A report published by the Union of Concerned Scientists evaluated the risks of flood surge on associated power plant infrastructure in southern Florida. UCS’s report states, “Although Turkey Point, a large nuclear facility along the coast, is unlikely to be flooded by a Category 3 storm, everything around it is likely to be, and damage to nearby major substations could still prompt widespread outages in the region.” Similar impacts may be expected of other power plants in the path of Hurricane Matthew.
As summer is coming to an end, I’m already reminiscing over the best summer activity here in Georgia: floating down the Chattahoochee River. When shooting the hooch (as we like to call it), there’s only one kind of beer you should be sipping on and that’s SweetWater.
Turns out electric vehicles can bring people together and help save the planet! We are thrilled to announce Alpharetta’s Mayor David Belle Isle and race car driver Leilani Munter will be joining SACE and allies at two separate events this weekend. As part of National Drive Electric Week, SACE has helped to organize local events in Alpharetta, Georgia (metro Atlanta) and Asheville, North Carolina where our special guests will be in attendance to promote electric vehicles and clean energy.
SACE staffers are getting charged up for this year’s National Drive Electric Week, held September 10-18th. We hope our supporters across the Southeast will make plans to attend these fun and informative events that promote electric vehicles. Specifically in our region, SACE has gotten invovled with Drive Electric events in Alpharetta, Georgia and Asheville, North Carolina. To learn more about these specific events, visit our Facebook pages linked below.

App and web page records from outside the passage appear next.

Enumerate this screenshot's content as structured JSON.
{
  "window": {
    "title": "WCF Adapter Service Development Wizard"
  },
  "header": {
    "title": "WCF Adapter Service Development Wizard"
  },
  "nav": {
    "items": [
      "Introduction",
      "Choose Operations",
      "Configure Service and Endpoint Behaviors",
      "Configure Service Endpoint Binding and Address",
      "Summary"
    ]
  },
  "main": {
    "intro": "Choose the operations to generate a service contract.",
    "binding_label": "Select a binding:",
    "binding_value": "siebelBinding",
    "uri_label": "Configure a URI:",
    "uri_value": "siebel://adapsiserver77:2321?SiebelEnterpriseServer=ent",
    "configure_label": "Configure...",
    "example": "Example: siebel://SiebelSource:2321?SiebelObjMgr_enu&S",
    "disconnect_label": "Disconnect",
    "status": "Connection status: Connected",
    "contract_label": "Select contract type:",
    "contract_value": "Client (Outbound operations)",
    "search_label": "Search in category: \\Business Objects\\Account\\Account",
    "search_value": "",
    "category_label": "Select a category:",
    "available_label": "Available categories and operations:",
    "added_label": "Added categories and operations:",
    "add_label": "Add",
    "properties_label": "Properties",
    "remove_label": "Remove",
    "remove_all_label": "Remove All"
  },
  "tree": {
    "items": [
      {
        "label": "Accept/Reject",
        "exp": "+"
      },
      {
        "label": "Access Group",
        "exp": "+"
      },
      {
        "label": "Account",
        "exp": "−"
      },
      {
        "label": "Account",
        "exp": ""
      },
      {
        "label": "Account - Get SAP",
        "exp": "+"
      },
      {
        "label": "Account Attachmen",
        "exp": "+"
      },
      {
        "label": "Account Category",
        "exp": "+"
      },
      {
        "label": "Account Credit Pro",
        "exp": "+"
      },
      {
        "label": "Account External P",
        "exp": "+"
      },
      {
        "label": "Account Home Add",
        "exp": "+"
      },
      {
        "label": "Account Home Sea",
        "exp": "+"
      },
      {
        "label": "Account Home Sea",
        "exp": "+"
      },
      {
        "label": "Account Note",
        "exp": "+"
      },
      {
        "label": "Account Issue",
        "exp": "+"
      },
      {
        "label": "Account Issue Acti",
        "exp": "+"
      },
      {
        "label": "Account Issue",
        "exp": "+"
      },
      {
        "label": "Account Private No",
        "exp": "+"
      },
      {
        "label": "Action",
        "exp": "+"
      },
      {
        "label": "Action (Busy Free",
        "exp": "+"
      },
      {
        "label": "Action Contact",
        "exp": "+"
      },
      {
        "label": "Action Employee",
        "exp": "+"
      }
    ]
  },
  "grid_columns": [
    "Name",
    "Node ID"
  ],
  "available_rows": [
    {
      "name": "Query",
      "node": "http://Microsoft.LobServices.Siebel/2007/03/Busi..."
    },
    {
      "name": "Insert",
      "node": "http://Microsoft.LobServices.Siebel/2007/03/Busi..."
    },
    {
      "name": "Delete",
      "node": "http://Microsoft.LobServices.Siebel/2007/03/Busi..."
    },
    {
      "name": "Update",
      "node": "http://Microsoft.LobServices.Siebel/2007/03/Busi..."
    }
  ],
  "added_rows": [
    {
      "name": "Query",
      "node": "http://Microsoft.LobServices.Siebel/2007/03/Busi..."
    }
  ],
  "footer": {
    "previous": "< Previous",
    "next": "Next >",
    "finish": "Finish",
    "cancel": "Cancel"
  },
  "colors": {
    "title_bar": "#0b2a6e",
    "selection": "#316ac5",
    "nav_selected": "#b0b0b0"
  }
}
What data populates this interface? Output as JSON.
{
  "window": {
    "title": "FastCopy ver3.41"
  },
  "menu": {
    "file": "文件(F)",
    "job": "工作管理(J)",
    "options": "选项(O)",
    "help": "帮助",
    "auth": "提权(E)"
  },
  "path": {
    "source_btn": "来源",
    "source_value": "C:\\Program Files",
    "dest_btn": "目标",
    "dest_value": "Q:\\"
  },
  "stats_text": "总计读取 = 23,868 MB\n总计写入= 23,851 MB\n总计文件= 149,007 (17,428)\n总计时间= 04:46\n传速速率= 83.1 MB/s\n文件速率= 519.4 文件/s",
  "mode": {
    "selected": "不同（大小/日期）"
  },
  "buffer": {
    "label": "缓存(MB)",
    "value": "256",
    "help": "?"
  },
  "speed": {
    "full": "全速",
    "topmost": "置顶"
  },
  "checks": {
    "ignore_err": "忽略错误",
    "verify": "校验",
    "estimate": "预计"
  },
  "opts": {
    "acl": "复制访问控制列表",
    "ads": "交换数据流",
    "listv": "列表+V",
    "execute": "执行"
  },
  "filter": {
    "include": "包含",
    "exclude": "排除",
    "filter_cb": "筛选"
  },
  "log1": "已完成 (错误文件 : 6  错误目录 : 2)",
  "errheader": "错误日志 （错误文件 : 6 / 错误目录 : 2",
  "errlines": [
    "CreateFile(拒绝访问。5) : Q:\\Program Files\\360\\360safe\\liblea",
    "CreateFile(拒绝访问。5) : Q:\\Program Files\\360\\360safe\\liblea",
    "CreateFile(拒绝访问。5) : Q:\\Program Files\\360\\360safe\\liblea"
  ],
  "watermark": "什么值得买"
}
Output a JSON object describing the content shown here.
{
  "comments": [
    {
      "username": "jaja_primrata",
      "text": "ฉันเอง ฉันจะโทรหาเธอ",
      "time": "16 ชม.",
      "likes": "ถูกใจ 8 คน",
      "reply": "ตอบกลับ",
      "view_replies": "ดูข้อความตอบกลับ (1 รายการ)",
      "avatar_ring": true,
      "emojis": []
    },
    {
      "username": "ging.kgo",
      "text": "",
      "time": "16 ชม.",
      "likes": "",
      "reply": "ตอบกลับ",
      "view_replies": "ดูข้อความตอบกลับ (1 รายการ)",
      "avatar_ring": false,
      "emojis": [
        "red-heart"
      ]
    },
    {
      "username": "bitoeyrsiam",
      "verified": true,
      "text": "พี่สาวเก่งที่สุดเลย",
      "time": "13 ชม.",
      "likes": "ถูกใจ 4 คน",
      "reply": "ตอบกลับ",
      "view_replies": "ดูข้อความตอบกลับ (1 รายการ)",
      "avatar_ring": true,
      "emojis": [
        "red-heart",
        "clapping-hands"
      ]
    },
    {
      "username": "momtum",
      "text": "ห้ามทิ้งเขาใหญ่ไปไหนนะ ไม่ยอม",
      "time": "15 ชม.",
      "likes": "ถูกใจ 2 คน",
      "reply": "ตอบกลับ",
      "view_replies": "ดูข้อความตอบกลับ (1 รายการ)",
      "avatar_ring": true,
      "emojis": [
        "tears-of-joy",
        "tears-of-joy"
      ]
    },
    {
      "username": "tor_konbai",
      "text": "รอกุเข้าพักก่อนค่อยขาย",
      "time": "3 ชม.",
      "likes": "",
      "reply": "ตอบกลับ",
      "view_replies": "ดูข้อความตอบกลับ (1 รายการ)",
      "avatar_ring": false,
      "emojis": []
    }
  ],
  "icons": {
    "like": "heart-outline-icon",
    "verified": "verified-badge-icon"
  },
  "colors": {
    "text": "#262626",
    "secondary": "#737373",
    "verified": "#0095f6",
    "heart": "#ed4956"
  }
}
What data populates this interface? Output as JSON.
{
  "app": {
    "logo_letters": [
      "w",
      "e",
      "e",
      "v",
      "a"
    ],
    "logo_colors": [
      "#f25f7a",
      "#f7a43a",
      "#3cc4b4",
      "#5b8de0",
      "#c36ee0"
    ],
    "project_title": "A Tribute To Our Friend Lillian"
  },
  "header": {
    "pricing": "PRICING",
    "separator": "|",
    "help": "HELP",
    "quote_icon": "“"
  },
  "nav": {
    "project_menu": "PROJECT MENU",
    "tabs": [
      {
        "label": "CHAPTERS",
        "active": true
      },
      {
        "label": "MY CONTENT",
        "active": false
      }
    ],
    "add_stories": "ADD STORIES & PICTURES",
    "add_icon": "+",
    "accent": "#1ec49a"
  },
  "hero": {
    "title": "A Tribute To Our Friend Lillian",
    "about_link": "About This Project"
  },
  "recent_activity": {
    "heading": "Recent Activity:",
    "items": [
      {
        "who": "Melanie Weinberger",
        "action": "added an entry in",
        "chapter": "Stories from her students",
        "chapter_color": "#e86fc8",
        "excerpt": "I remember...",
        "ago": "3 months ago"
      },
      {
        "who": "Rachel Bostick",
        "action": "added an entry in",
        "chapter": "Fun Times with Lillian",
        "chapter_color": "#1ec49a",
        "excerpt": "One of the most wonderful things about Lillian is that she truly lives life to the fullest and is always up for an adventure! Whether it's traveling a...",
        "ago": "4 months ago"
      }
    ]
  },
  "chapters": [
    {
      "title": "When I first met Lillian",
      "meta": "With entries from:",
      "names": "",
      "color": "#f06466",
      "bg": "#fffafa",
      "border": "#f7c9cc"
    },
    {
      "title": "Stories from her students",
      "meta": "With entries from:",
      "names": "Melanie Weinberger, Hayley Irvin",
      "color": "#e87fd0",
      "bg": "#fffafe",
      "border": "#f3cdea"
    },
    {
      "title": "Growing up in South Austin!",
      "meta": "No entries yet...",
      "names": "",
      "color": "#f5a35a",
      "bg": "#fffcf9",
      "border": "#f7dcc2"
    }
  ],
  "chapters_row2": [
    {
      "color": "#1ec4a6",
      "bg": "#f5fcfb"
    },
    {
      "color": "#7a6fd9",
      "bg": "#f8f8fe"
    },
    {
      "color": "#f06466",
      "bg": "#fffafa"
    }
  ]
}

Three years ago, the Obama Administration outlined their goals for “Building a 21st – Century Transportation Sector” in their Climate Action Plan. The goal of the plan included increasing fuel economy standards and expanding advanced transportation technologies. We’ve come a long way in those few short years. The Administration has dramatically increased fuel economy standards for our cars, which aims to achieve a 54.5 miles per gallon (mpg) fleetwide average by 2025. Through this initiative alone, the Environmental Protection Agency (EPA) estimates that 6 billion metric tons of greenhouse gas emissions (GHG) over the lifetimes of the vehicles sold (MY 2012-2025) will be cut, save families more than $1.7 trillion in fuel costs, and further reduce our dependence on foreign oil. Just last week, new rules to dramatically improve the fuel efficiency of heavy-duty trucks and buses and reduce their greenhouse gas emissions were also finalized.
The southeast has more coal ash per capita than any other region of the country, so we hope Rep. Johnson’s southern colleagues will co-sponsor and publicly support H.R. 4827.
Last week, more than 50 state and county governments, representing 28 states, along with global tech leaders like Apple, Google, Amazon and Microsoft, joined the list of groups filing briefs in support of the Environmental Protection Agency’s Clean Power Plan.
As reported in a previous blog, our nation’s best hope at reigning in dangerous carbon pollution from our energy sector was put on pause when the Supreme Court made a recent, unprecedented ruling. This speed bump, however, has not caused supporters of the Clean Power Plan to abandon ship. Instead, advocate groups, major companies and city and county governments have joined the legal battle to help bolster EPA as it fights industry and coal dependent states in the courts.